- Activity -
Output every entry exactly, from the first line to the last.

*-*-*

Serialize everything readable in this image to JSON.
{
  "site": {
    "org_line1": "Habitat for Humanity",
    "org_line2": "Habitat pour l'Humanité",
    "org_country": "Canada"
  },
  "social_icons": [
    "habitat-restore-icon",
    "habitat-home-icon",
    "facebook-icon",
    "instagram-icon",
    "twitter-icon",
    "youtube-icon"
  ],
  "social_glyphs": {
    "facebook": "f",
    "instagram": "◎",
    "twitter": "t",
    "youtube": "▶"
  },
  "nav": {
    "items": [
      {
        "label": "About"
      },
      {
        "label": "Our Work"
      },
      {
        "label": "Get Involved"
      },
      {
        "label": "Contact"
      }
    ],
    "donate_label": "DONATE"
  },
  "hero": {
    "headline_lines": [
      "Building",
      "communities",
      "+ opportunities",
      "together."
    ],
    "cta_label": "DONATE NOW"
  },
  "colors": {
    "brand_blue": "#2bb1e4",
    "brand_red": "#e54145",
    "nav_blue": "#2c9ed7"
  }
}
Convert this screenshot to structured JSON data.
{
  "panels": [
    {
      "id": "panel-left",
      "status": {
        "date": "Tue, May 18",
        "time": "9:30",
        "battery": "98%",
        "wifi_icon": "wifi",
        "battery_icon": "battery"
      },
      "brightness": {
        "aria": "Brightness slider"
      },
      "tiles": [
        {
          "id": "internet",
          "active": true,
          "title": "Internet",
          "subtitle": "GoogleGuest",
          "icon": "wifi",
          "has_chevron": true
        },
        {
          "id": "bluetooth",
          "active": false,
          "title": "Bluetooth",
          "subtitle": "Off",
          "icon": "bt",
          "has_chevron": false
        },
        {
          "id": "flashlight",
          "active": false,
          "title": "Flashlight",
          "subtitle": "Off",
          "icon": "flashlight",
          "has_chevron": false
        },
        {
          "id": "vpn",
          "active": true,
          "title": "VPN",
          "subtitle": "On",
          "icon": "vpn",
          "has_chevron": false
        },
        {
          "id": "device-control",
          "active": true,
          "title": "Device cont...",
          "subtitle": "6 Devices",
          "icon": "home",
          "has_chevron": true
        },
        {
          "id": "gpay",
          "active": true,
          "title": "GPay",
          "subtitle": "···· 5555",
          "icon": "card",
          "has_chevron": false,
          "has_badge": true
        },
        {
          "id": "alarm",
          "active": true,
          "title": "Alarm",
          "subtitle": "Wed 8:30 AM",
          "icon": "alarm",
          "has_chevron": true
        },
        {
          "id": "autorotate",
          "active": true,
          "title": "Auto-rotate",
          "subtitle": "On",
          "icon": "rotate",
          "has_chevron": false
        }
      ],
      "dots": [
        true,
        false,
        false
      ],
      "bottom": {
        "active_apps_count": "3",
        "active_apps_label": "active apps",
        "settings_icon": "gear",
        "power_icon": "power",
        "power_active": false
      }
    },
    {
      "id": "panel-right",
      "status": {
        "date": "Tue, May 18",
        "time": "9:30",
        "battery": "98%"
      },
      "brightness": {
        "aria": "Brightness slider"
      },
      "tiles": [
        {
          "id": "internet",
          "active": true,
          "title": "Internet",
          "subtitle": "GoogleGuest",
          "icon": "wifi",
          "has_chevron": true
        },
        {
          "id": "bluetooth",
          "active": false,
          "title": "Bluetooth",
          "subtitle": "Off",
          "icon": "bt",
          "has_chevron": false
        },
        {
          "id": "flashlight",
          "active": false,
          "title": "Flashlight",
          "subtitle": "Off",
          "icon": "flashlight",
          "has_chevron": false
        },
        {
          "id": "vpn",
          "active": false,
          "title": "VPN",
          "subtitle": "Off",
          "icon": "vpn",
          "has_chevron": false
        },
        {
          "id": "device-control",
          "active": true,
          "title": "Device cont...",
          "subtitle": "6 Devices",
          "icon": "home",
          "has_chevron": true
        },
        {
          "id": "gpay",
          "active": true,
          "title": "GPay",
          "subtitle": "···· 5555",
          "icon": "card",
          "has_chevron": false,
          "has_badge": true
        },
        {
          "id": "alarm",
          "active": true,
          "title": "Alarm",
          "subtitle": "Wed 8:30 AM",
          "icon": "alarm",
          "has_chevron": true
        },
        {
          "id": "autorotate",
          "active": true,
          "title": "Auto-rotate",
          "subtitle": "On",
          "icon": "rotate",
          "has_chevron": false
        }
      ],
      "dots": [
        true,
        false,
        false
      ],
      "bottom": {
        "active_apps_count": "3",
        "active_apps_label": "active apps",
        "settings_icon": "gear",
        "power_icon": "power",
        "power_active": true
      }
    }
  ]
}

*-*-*

- Task result -
Serialize everything readable in this image to JSON.
{
  "site": {
    "org_line1": "Habitat for Humanity",
    "org_line2": "Habitat pour l'Humanité",
    "org_country": "Canada"
  },
  "social_icons": [
    "habitat-restore-icon",
    "habitat-home-icon",
    "facebook-icon",
    "instagram-icon",
    "twitter-icon",
    "youtube-icon"
  ],
  "social_glyphs": {
    "facebook": "f",
    "instagram": "◎",
    "twitter": "t",
    "youtube": "▶"
  },
  "nav": {
    "items": [
      {
        "label": "About"
      },
      {
        "label": "Our Work"
      },
      {
        "label": "Get Involved"
      },
      {
        "label": "Contact"
      }
    ],
    "donate_label": "DONATE"
  },
  "hero": {
    "headline_lines": [
      "Building",
      "communities",
      "+ opportunities",
      "together."
    ],
    "cta_label": "DONATE NOW"
  },
  "colors": {
    "brand_blue": "#2bb1e4",
    "brand_red": "#e54145",
    "nav_blue": "#2c9ed7"
  }
}
Convert this screenshot to structured JSON data.
{
  "panels": [
    {
      "id": "panel-left",
      "status": {
        "date": "Tue, May 18",
        "time": "9:30",
        "battery": "98%",
        "wifi_icon": "wifi",
        "battery_icon": "battery"
      },
      "brightness": {
        "aria": "Brightness slider"
      },
      "tiles": [
        {
          "id": "internet",
          "active": true,
          "title": "Internet",
          "subtitle": "GoogleGuest",
          "icon": "wifi",
          "has_chevron": true
        },
        {
          "id": "bluetooth",
          "active": false,
          "title": "Bluetooth",
          "subtitle": "Off",
          "icon": "bt",
          "has_chevron": false
        },
        {
          "id": "flashlight",
          "active": false,
          "title": "Flashlight",
          "subtitle": "Off",
          "icon": "flashlight",
          "has_chevron": false
        },
        {
          "id": "vpn",
          "active": true,
          "title": "VPN",
          "subtitle": "On",
          "icon": "vpn",
          "has_chevron": false
        },
        {
          "id": "device-control",
          "active": true,
          "title": "Device cont...",
          "subtitle": "6 Devices",
          "icon": "home",
          "has_chevron": true
        },
        {
          "id": "gpay",
          "active": true,
          "title": "GPay",
          "subtitle": "···· 5555",
          "icon": "card",
          "has_chevron": false,
          "has_badge": true
        },
        {
          "id": "alarm",
          "active": true,
          "title": "Alarm",
          "subtitle": "Wed 8:30 AM",
          "icon": "alarm",
          "has_chevron": true
        },
        {
          "id": "autorotate",
          "active": true,
          "title": "Auto-rotate",
          "subtitle": "On",
          "icon": "rotate",
          "has_chevron": false
        }
      ],
      "dots": [
        true,
        false,
        false
      ],
      "bottom": {
        "active_apps_count": "3",
        "active_apps_label": "active apps",
        "settings_icon": "gear",
        "power_icon": "power",
        "power_active": false
      }
    },
    {
      "id": "panel-right",
      "status": {
        "date": "Tue, May 18",
        "time": "9:30",
        "battery": "98%"
      },
      "brightness": {
        "aria": "Brightness slider"
      },
      "tiles": [
        {
          "id": "internet",
          "active": true,
          "title": "Internet",
          "subtitle": "GoogleGuest",
          "icon": "wifi",
          "has_chevron": true
        },
        {
          "id": "bluetooth",
          "active": false,
          "title": "Bluetooth",
          "subtitle": "Off",
          "icon": "bt",
          "has_chevron": false
        },
        {
          "id": "flashlight",
          "active": false,
          "title": "Flashlight",
          "subtitle": "Off",
          "icon": "flashlight",
          "has_chevron": false
        },
        {
          "id": "vpn",
          "active": false,
          "title": "VPN",
          "subtitle": "Off",
          "icon": "vpn",
          "has_chevron": false
        },
        {
          "id": "device-control",
          "active": true,
          "title": "Device cont...",
          "subtitle": "6 Devices",
          "icon": "home",
          "has_chevron": true
        },
        {
          "id": "gpay",
          "active": true,
          "title": "GPay",
          "subtitle": "···· 5555",
          "icon": "card",
          "has_chevron": false,
          "has_badge": true
        },
        {
          "id": "alarm",
          "active": true,
          "title": "Alarm",
          "subtitle": "Wed 8:30 AM",
          "icon": "alarm",
          "has_chevron": true
        },
        {
          "id": "autorotate",
          "active": true,
          "title": "Auto-rotate",
          "subtitle": "On",
          "icon": "rotate",
          "has_chevron": false
        }
      ],
      "dots": [
        true,
        false,
        false
      ],
      "bottom": {
        "active_apps_count": "3",
        "active_apps_label": "active apps",
        "settings_icon": "gear",
        "power_icon": "power",
        "power_active": true
      }
    }
  ]
}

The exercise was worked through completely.